Customer Question

My cat who is 15 is not responding to her insulin. Her levels are way too high and increasing her insulin is not h3elsping. she is eating and drinking so much that she is frustrated and crying for me to help her, my vet has givem her pain killers and anti
anxiety cream but she still crys help Her levels are at 20 to 25
Submitted: 1 year ago.
Category: Cat
Expert:  Dr. Michael Salkin replied 1 year ago.

My initial thought was Cleocatra is also hyperthyroid. Blood sugars between 20 and 25 are certainly increased but not to the point that my patient is constantly crying. Hyperthyroidism is common in 15 year old cats and will cause the same symptoms that we see with diabetes - increased hunger, thirst, and weight loss in spite of overeating. Hyperthyroid cats are also agitated, act younger than their age, vocalize, and may show signs of gastrointestinal distress - vomiting and/or diarrhea. Whenever a cat appears to require such high doses of insulin (greater than 1.5 units/kg/0.7 units/lb twice daily) we look for a concomitant disorder such as hyperthyroidism and Cushing's disease (which also causes increased hunger and thirst but isn't as common as hyperthyroidism), and the various other causes of insulin resistance which you can review here:

From Feldman E, Nelson R: Canine and feline endocrinology and reproduction, ed 3, St. Louis, 2004, Saunders.

Recognized Causes of Insulin Ineffectiveness or insulin resistance in Diabetic Dogs and Cats

Caused by Insulin Therapy

  1. Inactive insulin
  2. Diluted insulin
  3. Improper administration technique
  4. Inadequate dose
  5. Somogyi effect
  6. Inadequate frequency of insulin administration
  7. Impaired insulin absorption, especially Ultralente insulin
  8. Antiinsulin antibody excess

Caused by Concurrent Disorder

  1. Diabetogenic drugs
  2. Hyperadrenocorticism
  3. Diestrus (bitch)
  4. Acromegaly (cat)
  5. Infection, especially of oral cavity and urinary tract
  6. Hypothyroidism (dog)
  7. Hyperthyroidism (cat)
  8. Chronic kidney disease
  9. Hepatobiliary disease
  10. Chronic congestive heart failure
  11. Glucagonoma (dog)
  12. Pheochromocytoma
  13. Chronic inflammation, especially pancreatitis
  14. Pancreatic exocrine insufficiency
  15. Severe obesity
  16. Hyperlipidemia
  17. Neoplasia

Please respond with additional information and further questions or concerns if you wish.

Customer: replied 1 year ago.
Cleocatra does vomit fluids sometimes but \I though it was because of the excess drinking.
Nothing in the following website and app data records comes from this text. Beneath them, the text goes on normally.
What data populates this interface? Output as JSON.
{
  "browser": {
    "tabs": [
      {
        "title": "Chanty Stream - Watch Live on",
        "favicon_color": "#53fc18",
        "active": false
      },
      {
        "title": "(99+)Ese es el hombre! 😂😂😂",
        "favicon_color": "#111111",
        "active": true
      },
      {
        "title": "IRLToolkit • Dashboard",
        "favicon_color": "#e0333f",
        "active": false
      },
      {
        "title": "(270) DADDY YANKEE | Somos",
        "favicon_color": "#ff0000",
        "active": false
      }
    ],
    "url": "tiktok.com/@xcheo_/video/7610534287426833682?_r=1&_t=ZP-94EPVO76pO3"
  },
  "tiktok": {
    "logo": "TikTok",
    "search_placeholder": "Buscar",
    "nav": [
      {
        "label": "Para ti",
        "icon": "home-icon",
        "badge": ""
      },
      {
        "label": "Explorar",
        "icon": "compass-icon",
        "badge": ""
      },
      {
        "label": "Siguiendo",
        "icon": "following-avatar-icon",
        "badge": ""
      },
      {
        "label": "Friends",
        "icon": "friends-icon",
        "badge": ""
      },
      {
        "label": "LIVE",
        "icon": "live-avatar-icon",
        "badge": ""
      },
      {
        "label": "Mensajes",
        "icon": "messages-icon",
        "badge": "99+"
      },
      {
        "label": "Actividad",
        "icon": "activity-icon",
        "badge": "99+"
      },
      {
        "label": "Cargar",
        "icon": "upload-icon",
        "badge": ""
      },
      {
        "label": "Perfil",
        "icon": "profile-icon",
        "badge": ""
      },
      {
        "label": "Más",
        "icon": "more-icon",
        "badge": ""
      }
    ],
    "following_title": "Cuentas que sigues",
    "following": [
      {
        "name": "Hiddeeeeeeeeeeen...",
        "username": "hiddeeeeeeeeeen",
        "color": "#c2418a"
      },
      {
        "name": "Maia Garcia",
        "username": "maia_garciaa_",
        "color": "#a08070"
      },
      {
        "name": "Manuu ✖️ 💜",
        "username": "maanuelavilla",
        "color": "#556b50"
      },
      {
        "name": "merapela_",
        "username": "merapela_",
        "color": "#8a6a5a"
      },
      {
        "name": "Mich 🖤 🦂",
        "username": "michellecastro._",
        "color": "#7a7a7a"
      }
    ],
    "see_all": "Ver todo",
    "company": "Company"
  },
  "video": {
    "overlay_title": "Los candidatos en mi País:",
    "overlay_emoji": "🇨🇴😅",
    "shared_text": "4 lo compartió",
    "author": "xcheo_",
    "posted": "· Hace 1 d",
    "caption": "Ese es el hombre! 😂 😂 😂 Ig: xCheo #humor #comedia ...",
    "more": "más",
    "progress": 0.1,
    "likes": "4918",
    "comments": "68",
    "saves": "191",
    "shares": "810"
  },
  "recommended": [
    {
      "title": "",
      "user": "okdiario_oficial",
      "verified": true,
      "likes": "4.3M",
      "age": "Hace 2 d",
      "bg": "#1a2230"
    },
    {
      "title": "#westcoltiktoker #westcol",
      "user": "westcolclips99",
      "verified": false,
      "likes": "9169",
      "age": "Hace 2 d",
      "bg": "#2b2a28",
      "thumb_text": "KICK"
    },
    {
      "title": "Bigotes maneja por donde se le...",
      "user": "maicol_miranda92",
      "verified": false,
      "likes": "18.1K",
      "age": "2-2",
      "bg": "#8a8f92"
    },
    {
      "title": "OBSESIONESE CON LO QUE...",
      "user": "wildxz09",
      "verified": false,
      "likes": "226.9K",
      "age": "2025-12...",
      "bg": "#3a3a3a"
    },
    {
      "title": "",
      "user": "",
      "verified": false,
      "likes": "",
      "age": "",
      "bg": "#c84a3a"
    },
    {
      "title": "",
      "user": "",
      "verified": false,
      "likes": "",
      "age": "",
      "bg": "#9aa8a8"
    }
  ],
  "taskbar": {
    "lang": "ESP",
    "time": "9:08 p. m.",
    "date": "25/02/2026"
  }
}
What tests should my vest be doing?
Expert:  Dr. Michael Salkin replied 1 year ago.

Thank you for the additional information. A senior/geriatric diagnostic panel which includes a T4 (total thyroid) and fT4 (free thyroid) is your most cost effective manner in which to get to the bottom of this. It's important that her vet understand that although the normal range of T4 is usually quoted as 1.0-4.0 ug/dL, 2.0 ug/dL or higher suggests hyperthyroidism in a 15 year old cat. (To convert from ug/dL to nmol/L, multiply by 12.87. I don't know which units are used by Cleocatra's vet's lab.) I would be pleased to review the test results for you.

Please continue our conversation if you wish.

Customer: replied 1 year ago.
Thank you I will get back to you after I talked with my vet. in the meanwhile is there anything I can give her without a prescription to help her be calm so I can sleep
Expert:  Dr. Michael Salkin replied 1 year ago.

We have to be very careful what we give a 15 year old cat in the way of tranquilizers. A benzodiazepine such as diazepam or clorazepate might be considered. Some cats will become sedate after being dosed with diphenhydramine (Benadryl in the United States, not always the case outside the United States) at a dose of 2 mg/kg/1 mg/lb. You're quite welcome. I can't set a follow-up in this venue and so would appreciate your returning to our conversation with an update - even after rating - at a time of your choosing.

Customer: replied 1 year ago.
You have been extremely helpful. My vet is coming over tomorrow to do more testing and will call in an expert. She said she is not hyperthyroidism because she has done the test. Thank you so much for your helpp
Expert:  Dr. Michael Salkin replied 1 year ago.

You're quite welcome. I can't set a follow-up in this venue and so would appreciate your returning to our conversation with an update - even after rating - at a time of your choosing.